Myanmar was able to withstand a coronavirus epidemic last year under the leadership of Aung San Suu Kyi (a civilian former leader). Yangon was also closed off and travel restrictions were tightened. Although a few shots were administered from India and China, Suu Kyi’s government was overthrown in less than one week.
Civil disobedience increased after Suu Kyi’s departure. Public hospitals were effectively closed. Doctors and other staff refused work under the new administration. Instead, they ran makeshift clinics, for which they could be arrested if caught.
Some people have been admitted to public hospitals again, but the Mawlamyine doctor who was interviewed by AP stated that it was too risky.
“I could be arrested anytime by the junta if I return to the hospital,” said the doctor. He was part of the disobedience group and has been treating patients using supplies he has scrounged.

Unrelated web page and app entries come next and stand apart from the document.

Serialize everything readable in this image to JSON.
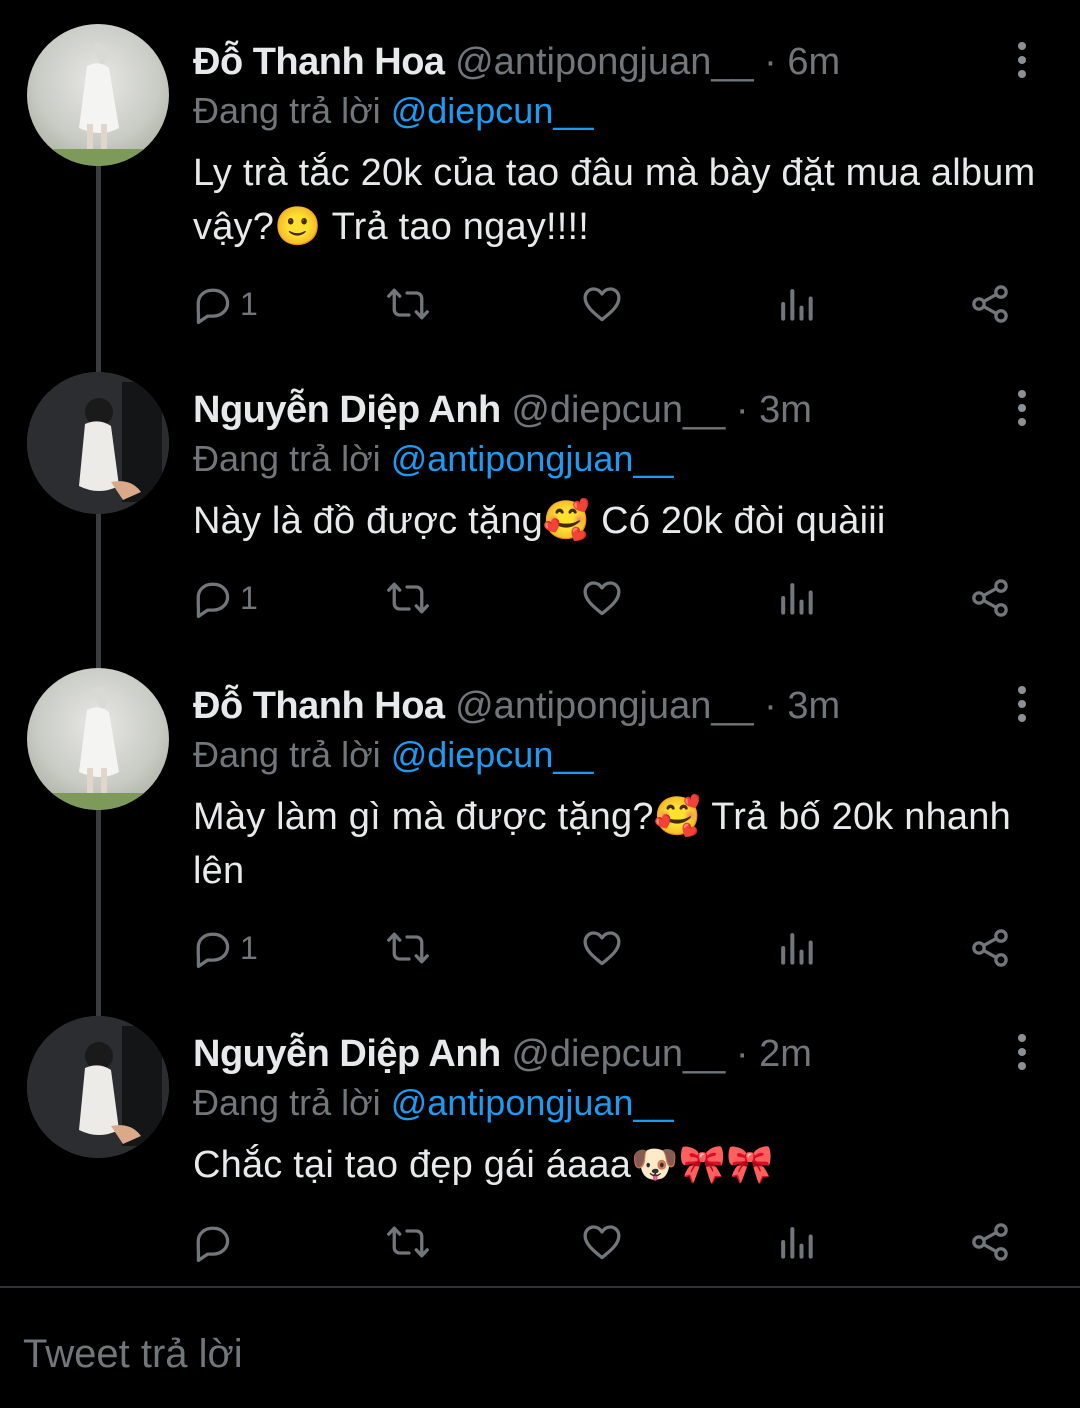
{
  "tweets": [
    {
      "name": "Đỗ Thanh Hoa",
      "handle": "@antipongjuan__",
      "separator": "·",
      "time": "6m",
      "replying_prefix": "Đang trả lời",
      "replying_to": "@diepcun__",
      "text": "Ly trà tắc 20k của tao đâu mà bày đặt mua album vậy?🙂 Trả tao ngay!!!!",
      "reply_count": "1",
      "avatar": "hoa"
    },
    {
      "name": "Nguyễn Diệp Anh",
      "handle": "@diepcun__",
      "separator": "·",
      "time": "3m",
      "replying_prefix": "Đang trả lời",
      "replying_to": "@antipongjuan__",
      "text": "Này là đồ được tặng🥰 Có 20k đòi quàiii",
      "reply_count": "1",
      "avatar": "diep"
    },
    {
      "name": "Đỗ Thanh Hoa",
      "handle": "@antipongjuan__",
      "separator": "·",
      "time": "3m",
      "replying_prefix": "Đang trả lời",
      "replying_to": "@diepcun__",
      "text": "Mày làm gì mà được tặng?🥰 Trả bố 20k nhanh lên",
      "reply_count": "1",
      "avatar": "hoa"
    },
    {
      "name": "Nguyễn Diệp Anh",
      "handle": "@diepcun__",
      "separator": "·",
      "time": "2m",
      "replying_prefix": "Đang trả lời",
      "replying_to": "@antipongjuan__",
      "text": "Chắc tại tao đẹp gái áaaa🐶🎀🎀",
      "reply_count": "",
      "avatar": "diep"
    }
  ],
  "icons": {
    "reply": "reply-icon",
    "retweet": "retweet-icon",
    "like": "heart-icon",
    "stats": "stats-icon",
    "share": "share-icon",
    "more": "more-vertical-icon"
  },
  "colors": {
    "background": "#000000",
    "text": "#e7e9ea",
    "muted": "#71767b",
    "mention": "#1d9bf0"
  },
  "reply_box": {
    "placeholder": "Tweet trả lời"
  }
}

Tom Andrews, an independent U.N. Human Rights Council expert on Myanmar human rights, says that government forces have committed at least 260 acts of violence against medical staff and facilities, resulting in 18 deaths. At least 67 of the country’s health care professionals were already in detention, and 600 more are currently being sought.

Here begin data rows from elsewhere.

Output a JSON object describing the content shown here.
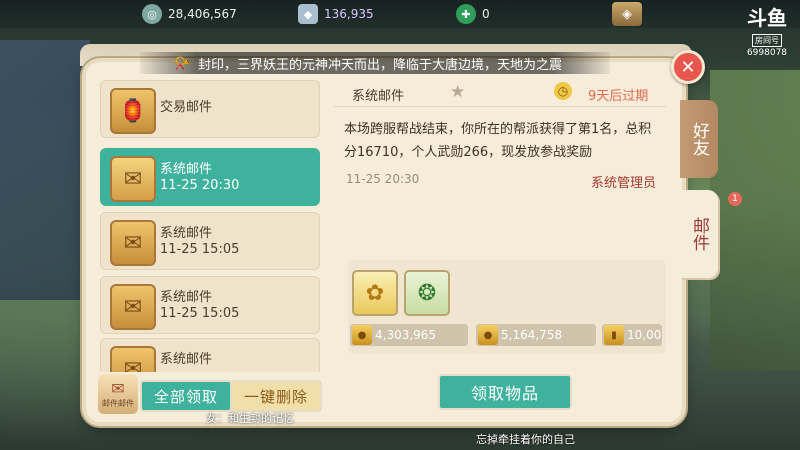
{
  "currencies": [
    {
      "icon": "silver-coin-icon",
      "value": "28,406,567"
    },
    {
      "icon": "ingot-icon",
      "value": "136,935"
    },
    {
      "icon": "jade-coin-icon",
      "value": "0"
    }
  ],
  "watermark": {
    "logo": "斗鱼",
    "tag": "房间号",
    "room": "6998078"
  },
  "notice": "封印，三界妖王的元神冲天而出，降临于大唐边境，天地为之震",
  "side_tabs": {
    "friends": "好友",
    "mail": "邮件",
    "mail_badge": "1"
  },
  "mail_list": [
    {
      "title": "交易邮件",
      "time": "",
      "type": "trade",
      "icon": "trade-mail-icon",
      "selected": false
    },
    {
      "title": "系统邮件",
      "time": "11-25 20:30",
      "type": "system",
      "icon": "opened-mail-icon",
      "selected": true
    },
    {
      "title": "系统邮件",
      "time": "11-25 15:05",
      "type": "system",
      "icon": "envelope-icon",
      "selected": false
    },
    {
      "title": "系统邮件",
      "time": "11-25 15:05",
      "type": "system",
      "icon": "envelope-icon",
      "selected": false
    },
    {
      "title": "系统邮件",
      "time": "",
      "type": "system",
      "icon": "envelope-icon",
      "selected": false
    }
  ],
  "detail": {
    "title": "系统邮件",
    "expire": "9天后过期",
    "body": "本场跨服帮战结束，你所在的帮派获得了第1名，总积分16710，个人武勋266，现发放参战奖励",
    "time": "11-25 20:30",
    "sender": "系统管理员",
    "items": [
      {
        "icon": "golden-flower-icon"
      },
      {
        "icon": "jade-ring-icon"
      }
    ],
    "rewards": [
      {
        "icon": "coin-pile-icon",
        "value": "4,303,965"
      },
      {
        "icon": "coin-pile-icon",
        "value": "5,164,758"
      },
      {
        "icon": "gold-bar-icon",
        "value": "10,00"
      }
    ]
  },
  "buttons": {
    "mini_label": "邮件邮件",
    "claim_all": "全部领取",
    "delete_all": "一键删除",
    "receive": "领取物品"
  },
  "subtitles": [
    "女：和生封的记忆",
    "忘掉牵挂着你的自己"
  ]
}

After Suu Kyi’s ouster, military hospitals continued to operate but were ignored by many. The vaccination program slowed down and then stopped completely. Although there aren’t any hard numbers on the number of vaccinations received, it is believed that around 3% could have received two shots.
Joy Singhal, the head of the Red Cross’ Myanmar delegation, said that the rapid increase in COVID-19 diseases is “extremely concerning”, especially with limited access to health services and oxygen supplies.
He told AP that there was an urgent need to increase testing, contact tracing, and COVID-19 vaccines in order to curb the pandemic. “This latest surge is a devastating blow to millions in Myanmar, who are already struggling with worsening social and economic hardships.”
Andrews called on the U.N. Security Council to urge member states for a “COVID ceasefire” earlier this week.
He said that the United Nations could not afford to remain complacent as the junta continues to attack medical personnel and spread COVID-19 unchecked. They must end this violence so that nurses and doctors can deliver lifesaving care, and international organizations can assist with vaccinations and other medical care.”
China has recently begun distributing vaccines after a long period of inaction on humanitarian aid. China sent 736,000 vaccines to Yangon in March, the first of two million that will be donated. It also gave more than 10,000 to the Kachin Independence Army which has been fighting a decade-long insurgency along a northern border region where the virus has infected other parts of China.
Zhao Lijian, spokesperson for the Chinese Foreign Ministry, declined to comment on earlier this week’s report about the delivery to KIA. He said instead that “the epidemic” is a common enemy of all people.
According to The Global New Light, Myanmar has received 1,000,000 more doses from China.
COVID-19 has been reported to be widespread in Myanmar’s prisons. State-run MRTV television broadcast 610 Insein Prison prisoners being vaccinated on Wednesday. Social media users reacted with derision and skepticism to the report.
Lee stated that if the government is trying vaccines and other aid to their advantage, positioning itself as the panacea for the pandemic it’s too late.
She said, “The people now know and it’s taken too long.” “COVID is not man-made, but it was a result of complicity in the deliberate blocking of services. There’s no turning back.”